By Nicolas J. S. Davies, Consortium News, posted August 15

On the evolution of US war tactics in recent decades


“Monsters to Destroy: Top 7 Reasons the US Could Not Have Forestalled Syrian Civil War”

By Juan Cole, Informed Comment blog, posted August 12

The author teaches history at the University of Michigan.


“‘Declassified Diplomacy’: Argentina”

By the National Security Archive, posted August 11

1,078 pages of Carter administration files on human rights abuses in Argentina, including the efforts of former Secretary of State Henry Kissinger to defend the military junta


“The Decay ofAmerican Politics: An Ode to Ike and Adlai”

By Andrew J. Bacevich, TomDispatch.com, posted August 4, 2016

The author is a professor emeritus of history and international relations at Boston University.
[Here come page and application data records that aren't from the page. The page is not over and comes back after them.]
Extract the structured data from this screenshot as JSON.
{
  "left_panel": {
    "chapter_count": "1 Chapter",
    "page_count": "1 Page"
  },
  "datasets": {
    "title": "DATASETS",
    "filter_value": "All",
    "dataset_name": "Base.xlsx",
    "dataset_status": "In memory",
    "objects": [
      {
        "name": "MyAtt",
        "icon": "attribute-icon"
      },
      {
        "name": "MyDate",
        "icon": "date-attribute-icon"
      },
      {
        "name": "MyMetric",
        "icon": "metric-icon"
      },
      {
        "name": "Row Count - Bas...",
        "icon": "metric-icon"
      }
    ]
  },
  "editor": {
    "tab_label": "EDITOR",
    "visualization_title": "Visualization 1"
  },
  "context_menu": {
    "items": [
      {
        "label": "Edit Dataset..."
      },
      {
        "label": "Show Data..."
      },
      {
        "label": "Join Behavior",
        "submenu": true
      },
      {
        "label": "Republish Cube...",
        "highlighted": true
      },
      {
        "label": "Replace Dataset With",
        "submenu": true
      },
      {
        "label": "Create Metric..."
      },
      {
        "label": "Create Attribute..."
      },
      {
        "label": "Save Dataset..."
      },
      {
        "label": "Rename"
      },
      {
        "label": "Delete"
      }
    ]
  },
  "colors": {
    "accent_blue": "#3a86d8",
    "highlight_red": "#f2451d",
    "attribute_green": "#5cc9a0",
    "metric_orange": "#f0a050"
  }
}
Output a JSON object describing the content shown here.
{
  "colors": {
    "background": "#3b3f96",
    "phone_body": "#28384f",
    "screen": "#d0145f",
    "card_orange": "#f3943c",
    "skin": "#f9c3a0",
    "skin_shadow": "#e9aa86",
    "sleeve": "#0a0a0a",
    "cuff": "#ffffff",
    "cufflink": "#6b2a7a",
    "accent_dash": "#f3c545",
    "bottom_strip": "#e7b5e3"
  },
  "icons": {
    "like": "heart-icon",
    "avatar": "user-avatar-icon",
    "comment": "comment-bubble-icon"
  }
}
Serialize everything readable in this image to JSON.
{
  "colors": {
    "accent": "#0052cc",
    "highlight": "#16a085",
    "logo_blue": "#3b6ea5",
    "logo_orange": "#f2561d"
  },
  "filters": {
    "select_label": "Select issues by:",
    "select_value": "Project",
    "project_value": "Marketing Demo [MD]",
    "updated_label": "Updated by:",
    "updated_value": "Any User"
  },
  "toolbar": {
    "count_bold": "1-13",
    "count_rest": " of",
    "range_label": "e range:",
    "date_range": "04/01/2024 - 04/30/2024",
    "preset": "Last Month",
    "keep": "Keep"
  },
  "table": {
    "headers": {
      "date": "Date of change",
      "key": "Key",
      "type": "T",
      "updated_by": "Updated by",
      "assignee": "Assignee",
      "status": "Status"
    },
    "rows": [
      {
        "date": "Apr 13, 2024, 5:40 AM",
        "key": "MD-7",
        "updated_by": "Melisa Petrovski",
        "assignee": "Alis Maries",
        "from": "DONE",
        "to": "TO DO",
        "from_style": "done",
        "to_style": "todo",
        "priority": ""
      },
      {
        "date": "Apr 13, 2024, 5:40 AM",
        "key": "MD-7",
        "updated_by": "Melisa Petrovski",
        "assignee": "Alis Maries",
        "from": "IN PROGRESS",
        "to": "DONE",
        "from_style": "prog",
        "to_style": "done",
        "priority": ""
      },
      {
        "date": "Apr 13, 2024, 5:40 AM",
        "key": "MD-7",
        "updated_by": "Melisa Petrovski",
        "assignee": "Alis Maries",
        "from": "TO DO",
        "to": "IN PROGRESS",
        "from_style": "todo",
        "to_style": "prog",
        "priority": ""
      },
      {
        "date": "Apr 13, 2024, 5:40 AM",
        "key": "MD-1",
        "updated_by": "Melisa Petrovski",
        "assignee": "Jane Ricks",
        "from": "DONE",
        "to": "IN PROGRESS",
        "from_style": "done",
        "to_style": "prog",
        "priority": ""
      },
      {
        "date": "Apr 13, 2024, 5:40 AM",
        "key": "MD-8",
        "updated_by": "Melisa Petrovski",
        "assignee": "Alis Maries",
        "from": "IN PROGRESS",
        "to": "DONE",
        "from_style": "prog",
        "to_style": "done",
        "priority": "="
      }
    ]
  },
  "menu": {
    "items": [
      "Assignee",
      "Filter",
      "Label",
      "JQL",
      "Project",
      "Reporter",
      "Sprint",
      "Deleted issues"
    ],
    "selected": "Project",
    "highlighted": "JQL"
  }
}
“The Myth of Trump’s Alternative Worldview”


By John Feffer, Foreign Policy in Focus, posted August 3


“On Trade, Our Choices Aren’t Only Between Xenophobic Nationalism or Neoliberal Global Globalization”

By Leon Fink, In These Times, posted August 2

The author teaches history at the University of Illinois at Chicago.


“The Costs and Consequences of Managing Rogue States”

By Paul Pillar, The National Interest, posted July 28


“There’s NothingUn-American about Donald Trump”

By Greg GrandinThe Nation, July 22

The author teaches history at New York University.


Suggestions for this occasional set of article links can be sent to jimobrien48@gmail.com.